I would like you to output every record below exactly, apart from the pictures.

++++ TASK MATERIAL

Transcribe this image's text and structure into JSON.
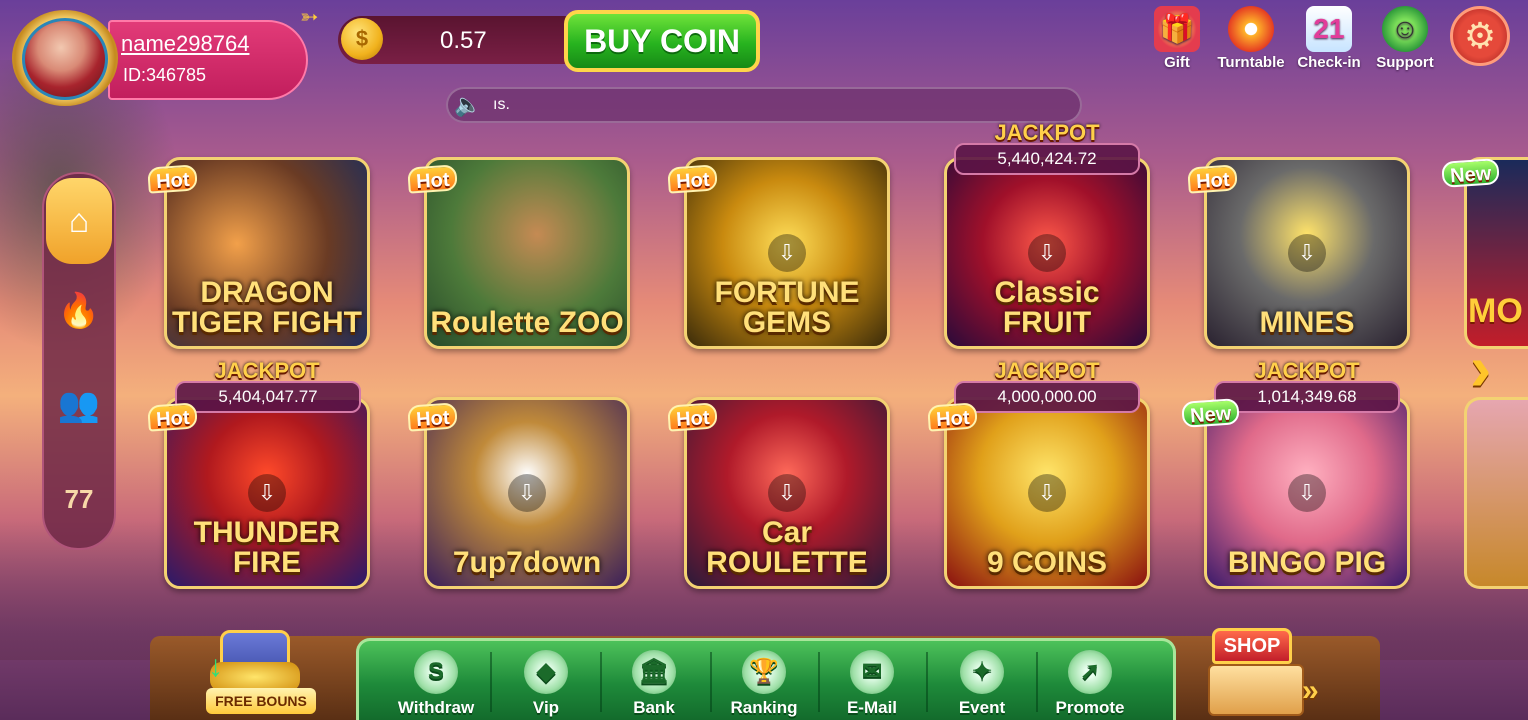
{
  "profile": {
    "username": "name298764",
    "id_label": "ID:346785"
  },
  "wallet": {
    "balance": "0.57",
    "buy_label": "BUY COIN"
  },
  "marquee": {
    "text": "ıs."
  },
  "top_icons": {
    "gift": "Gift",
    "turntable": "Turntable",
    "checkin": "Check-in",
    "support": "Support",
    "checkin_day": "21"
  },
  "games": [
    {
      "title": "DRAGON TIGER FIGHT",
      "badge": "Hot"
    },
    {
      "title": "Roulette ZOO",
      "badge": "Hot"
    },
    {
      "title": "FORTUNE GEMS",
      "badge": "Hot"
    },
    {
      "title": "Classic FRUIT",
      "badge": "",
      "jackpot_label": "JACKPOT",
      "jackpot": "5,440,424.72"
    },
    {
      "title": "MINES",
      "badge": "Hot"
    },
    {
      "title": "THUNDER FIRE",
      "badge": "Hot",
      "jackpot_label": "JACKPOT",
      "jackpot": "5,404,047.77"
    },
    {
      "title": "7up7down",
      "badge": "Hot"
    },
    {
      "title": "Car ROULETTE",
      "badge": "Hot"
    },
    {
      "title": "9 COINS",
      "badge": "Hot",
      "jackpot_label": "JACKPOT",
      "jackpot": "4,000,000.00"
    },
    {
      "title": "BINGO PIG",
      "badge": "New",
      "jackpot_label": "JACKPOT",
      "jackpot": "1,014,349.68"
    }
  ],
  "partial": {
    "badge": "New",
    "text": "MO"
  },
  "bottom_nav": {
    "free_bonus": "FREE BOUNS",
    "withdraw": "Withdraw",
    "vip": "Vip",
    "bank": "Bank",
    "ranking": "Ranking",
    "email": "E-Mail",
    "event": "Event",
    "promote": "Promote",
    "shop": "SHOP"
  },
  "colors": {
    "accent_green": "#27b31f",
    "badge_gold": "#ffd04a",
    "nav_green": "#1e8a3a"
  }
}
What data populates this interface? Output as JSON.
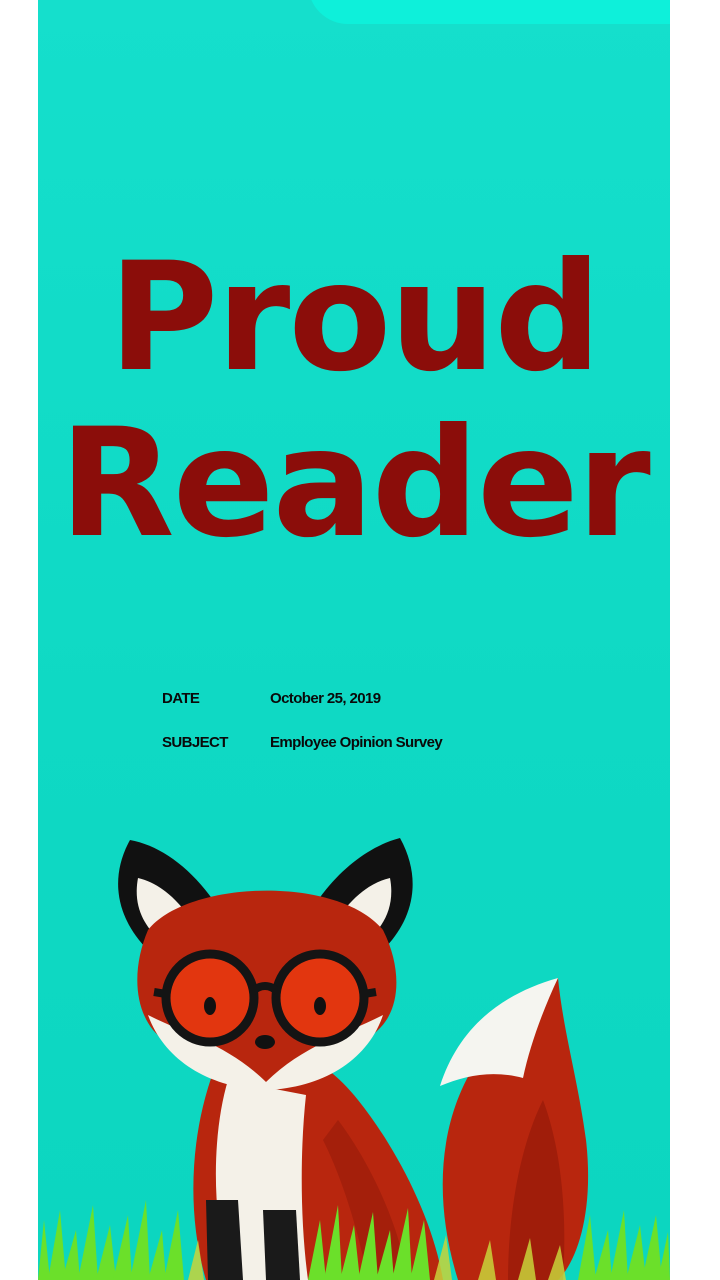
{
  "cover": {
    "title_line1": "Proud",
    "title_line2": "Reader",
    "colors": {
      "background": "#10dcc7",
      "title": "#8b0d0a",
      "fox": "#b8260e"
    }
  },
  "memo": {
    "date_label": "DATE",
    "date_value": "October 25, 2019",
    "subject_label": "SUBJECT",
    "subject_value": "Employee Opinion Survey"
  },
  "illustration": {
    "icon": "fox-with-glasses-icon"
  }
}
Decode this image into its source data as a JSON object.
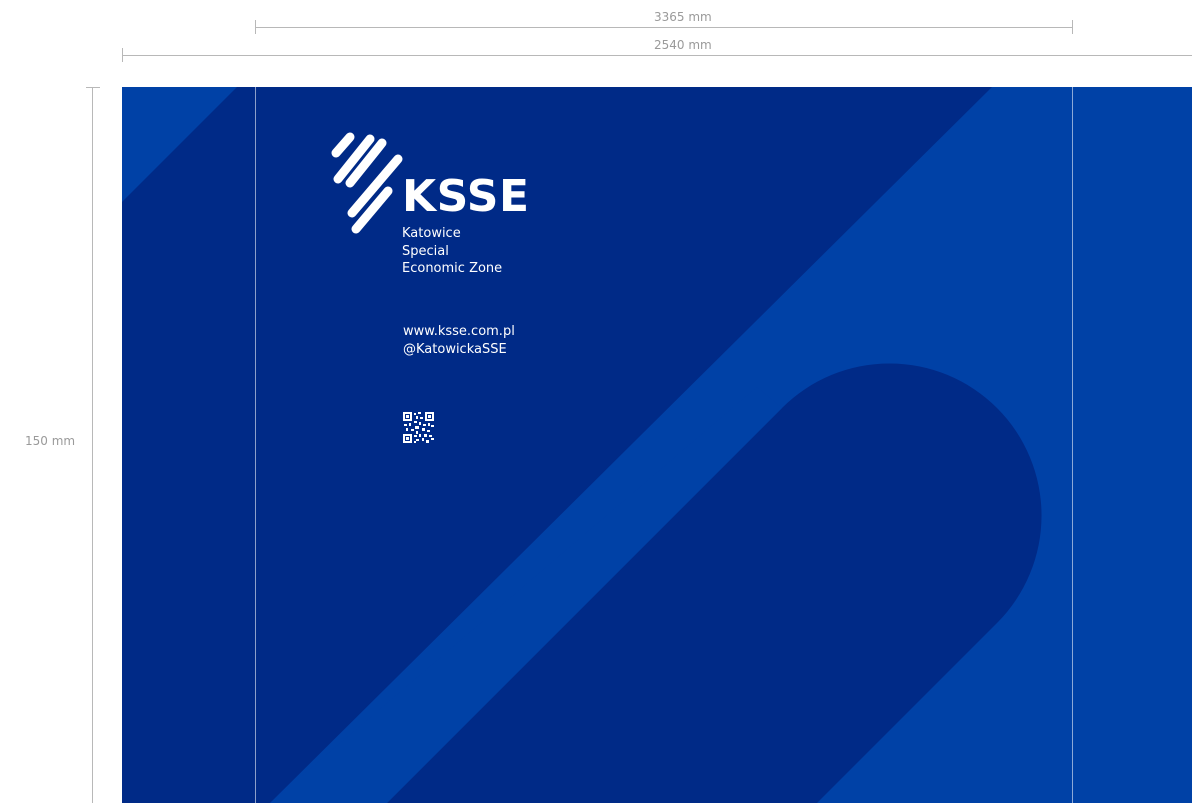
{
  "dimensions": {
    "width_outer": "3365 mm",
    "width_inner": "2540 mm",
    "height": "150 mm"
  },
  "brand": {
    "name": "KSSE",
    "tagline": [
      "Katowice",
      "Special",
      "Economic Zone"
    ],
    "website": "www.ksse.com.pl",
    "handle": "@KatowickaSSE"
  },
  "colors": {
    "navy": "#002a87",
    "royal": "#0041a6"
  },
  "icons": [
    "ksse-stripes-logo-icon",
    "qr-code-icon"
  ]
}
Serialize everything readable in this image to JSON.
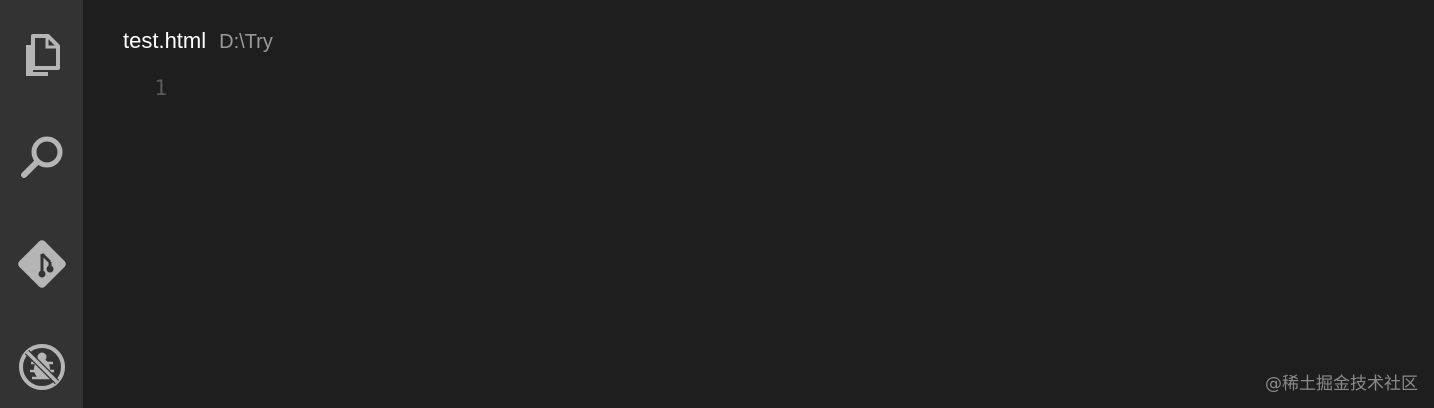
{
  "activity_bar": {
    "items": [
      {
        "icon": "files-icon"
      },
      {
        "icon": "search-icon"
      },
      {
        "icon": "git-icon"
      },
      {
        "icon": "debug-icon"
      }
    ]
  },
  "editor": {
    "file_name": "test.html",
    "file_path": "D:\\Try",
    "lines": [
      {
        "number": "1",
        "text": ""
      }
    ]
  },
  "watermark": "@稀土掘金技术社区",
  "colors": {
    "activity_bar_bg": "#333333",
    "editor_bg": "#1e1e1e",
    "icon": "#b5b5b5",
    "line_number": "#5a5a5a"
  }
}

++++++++

**EXERCISE SOLUTION:**
Transcribe this image's text and structure into JSON.
{
  "profile": {
    "username": "name298764",
    "id_label": "ID:346785"
  },
  "wallet": {
    "balance": "0.57",
    "buy_label": "BUY COIN"
  },
  "marquee": {
    "text": "ıs."
  },
  "top_icons": {
    "gift": "Gift",
    "turntable": "Turntable",
    "checkin": "Check-in",
    "support": "Support",
    "checkin_day": "21"
  },
  "games": [
    {
      "title": "DRAGON TIGER FIGHT",
      "badge": "Hot"
    },
    {
      "title": "Roulette ZOO",
      "badge": "Hot"
    },
    {
      "title": "FORTUNE GEMS",
      "badge": "Hot"
    },
    {
      "title": "Classic FRUIT",
      "badge": "",
      "jackpot_label": "JACKPOT",
      "jackpot": "5,440,424.72"
    },
    {
      "title": "MINES",
      "badge": "Hot"
    },
    {
      "title": "THUNDER FIRE",
      "badge": "Hot",
      "jackpot_label": "JACKPOT",
      "jackpot": "5,404,047.77"
    },
    {
      "title": "7up7down",
      "badge": "Hot"
    },
    {
      "title": "Car ROULETTE",
      "badge": "Hot"
    },
    {
      "title": "9 COINS",
      "badge": "Hot",
      "jackpot_label": "JACKPOT",
      "jackpot": "4,000,000.00"
    },
    {
      "title": "BINGO PIG",
      "badge": "New",
      "jackpot_label": "JACKPOT",
      "jackpot": "1,014,349.68"
    }
  ],
  "partial": {
    "badge": "New",
    "text": "MO"
  },
  "bottom_nav": {
    "free_bonus": "FREE BOUNS",
    "withdraw": "Withdraw",
    "vip": "Vip",
    "bank": "Bank",
    "ranking": "Ranking",
    "email": "E-Mail",
    "event": "Event",
    "promote": "Promote",
    "shop": "SHOP"
  },
  "colors": {
    "accent_green": "#27b31f",
    "badge_gold": "#ffd04a",
    "nav_green": "#1e8a3a"
  }
}
What data populates this interface? Output as JSON.
{
  "cover": {
    "title_line1": "Proud",
    "title_line2": "Reader",
    "colors": {
      "background": "#10dcc7",
      "title": "#8b0d0a",
      "fox": "#b8260e"
    }
  },
  "memo": {
    "date_label": "DATE",
    "date_value": "October 25, 2019",
    "subject_label": "SUBJECT",
    "subject_value": "Employee Opinion Survey"
  },
  "illustration": {
    "icon": "fox-with-glasses-icon"
  }
}
Decode this image into its source data as a JSON object.
{
  "dimensions": {
    "width_outer": "3365 mm",
    "width_inner": "2540 mm",
    "height": "150 mm"
  },
  "brand": {
    "name": "KSSE",
    "tagline": [
      "Katowice",
      "Special",
      "Economic Zone"
    ],
    "website": "www.ksse.com.pl",
    "handle": "@KatowickaSSE"
  },
  "colors": {
    "navy": "#002a87",
    "royal": "#0041a6"
  },
  "icons": [
    "ksse-stripes-logo-icon",
    "qr-code-icon"
  ]
}
Serialize everything readable in this image to JSON.
{
  "activity_bar": {
    "items": [
      {
        "icon": "files-icon"
      },
      {
        "icon": "search-icon"
      },
      {
        "icon": "git-icon"
      },
      {
        "icon": "debug-icon"
      }
    ]
  },
  "editor": {
    "file_name": "test.html",
    "file_path": "D:\\Try",
    "lines": [
      {
        "number": "1",
        "text": ""
      }
    ]
  },
  "watermark": "@稀土掘金技术社区",
  "colors": {
    "activity_bar_bg": "#333333",
    "editor_bg": "#1e1e1e",
    "icon": "#b5b5b5",
    "line_number": "#5a5a5a"
  }
}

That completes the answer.